§ WHAT THE TASK ASKS
Scan the data, and whenever a line contains "Trust", copy it.

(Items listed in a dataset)
++++++++++

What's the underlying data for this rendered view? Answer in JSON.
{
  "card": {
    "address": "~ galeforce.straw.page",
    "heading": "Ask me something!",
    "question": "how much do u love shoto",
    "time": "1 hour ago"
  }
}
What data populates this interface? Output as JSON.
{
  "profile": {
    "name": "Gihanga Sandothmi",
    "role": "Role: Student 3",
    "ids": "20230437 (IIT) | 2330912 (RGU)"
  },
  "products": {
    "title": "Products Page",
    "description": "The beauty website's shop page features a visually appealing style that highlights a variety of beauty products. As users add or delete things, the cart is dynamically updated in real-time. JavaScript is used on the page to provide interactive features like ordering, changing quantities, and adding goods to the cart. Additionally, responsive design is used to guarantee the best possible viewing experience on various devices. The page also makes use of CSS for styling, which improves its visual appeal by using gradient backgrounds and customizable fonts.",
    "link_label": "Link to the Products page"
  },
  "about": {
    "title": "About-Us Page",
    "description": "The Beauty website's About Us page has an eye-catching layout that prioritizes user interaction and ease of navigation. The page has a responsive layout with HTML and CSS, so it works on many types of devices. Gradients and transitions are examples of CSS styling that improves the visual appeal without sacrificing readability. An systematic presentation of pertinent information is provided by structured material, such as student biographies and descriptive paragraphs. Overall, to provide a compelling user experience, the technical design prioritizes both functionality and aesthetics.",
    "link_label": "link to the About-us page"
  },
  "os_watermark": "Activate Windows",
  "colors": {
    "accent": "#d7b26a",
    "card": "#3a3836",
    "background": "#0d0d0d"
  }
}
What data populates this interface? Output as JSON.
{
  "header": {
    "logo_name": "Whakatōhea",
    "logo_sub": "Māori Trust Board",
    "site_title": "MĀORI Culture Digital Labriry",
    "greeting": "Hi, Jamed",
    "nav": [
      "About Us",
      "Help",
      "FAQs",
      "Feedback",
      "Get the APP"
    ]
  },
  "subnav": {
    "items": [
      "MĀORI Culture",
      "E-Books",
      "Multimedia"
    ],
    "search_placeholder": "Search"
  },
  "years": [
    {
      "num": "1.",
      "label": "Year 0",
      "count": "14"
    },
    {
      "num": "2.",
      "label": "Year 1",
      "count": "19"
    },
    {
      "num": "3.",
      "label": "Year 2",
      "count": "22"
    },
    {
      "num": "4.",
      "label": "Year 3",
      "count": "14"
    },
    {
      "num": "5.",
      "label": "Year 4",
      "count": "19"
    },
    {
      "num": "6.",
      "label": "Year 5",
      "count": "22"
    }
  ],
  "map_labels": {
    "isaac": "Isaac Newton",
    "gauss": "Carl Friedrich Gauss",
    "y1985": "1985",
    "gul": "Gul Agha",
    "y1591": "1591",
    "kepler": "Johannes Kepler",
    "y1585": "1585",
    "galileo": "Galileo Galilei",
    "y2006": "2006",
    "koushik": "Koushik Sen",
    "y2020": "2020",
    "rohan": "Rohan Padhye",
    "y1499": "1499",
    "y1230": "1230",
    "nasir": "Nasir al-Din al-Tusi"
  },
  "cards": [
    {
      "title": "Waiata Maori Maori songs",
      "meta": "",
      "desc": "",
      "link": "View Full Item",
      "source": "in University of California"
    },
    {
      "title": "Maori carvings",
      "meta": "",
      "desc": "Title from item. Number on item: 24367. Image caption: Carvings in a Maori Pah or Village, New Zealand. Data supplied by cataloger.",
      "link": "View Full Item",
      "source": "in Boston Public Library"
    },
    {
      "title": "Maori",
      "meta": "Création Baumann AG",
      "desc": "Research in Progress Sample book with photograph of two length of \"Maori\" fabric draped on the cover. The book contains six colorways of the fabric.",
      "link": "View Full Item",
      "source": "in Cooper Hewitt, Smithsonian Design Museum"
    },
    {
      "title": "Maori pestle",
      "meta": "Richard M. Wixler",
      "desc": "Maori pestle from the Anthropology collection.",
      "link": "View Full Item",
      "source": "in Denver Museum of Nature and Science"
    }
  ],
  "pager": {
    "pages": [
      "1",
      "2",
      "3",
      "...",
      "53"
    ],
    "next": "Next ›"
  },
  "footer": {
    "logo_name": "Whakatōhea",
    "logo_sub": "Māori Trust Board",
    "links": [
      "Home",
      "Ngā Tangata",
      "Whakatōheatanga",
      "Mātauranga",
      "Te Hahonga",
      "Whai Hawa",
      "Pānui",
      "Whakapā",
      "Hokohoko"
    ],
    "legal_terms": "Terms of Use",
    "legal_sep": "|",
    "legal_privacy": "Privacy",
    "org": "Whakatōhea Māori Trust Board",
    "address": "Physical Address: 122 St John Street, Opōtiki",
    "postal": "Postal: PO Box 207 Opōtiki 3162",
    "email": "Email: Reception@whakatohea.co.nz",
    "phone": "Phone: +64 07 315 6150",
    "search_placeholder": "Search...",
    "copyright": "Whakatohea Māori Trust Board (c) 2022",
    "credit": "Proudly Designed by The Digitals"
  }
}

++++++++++

§ RESPONSE TO THE EXERCISE
    "logo_sub": "Māori Trust Board",
    "logo_sub": "Māori Trust Board",
    "org": "Whakatōhea Māori Trust Board",
    "copyright": "Whakatohea Māori Trust Board (c) 2022",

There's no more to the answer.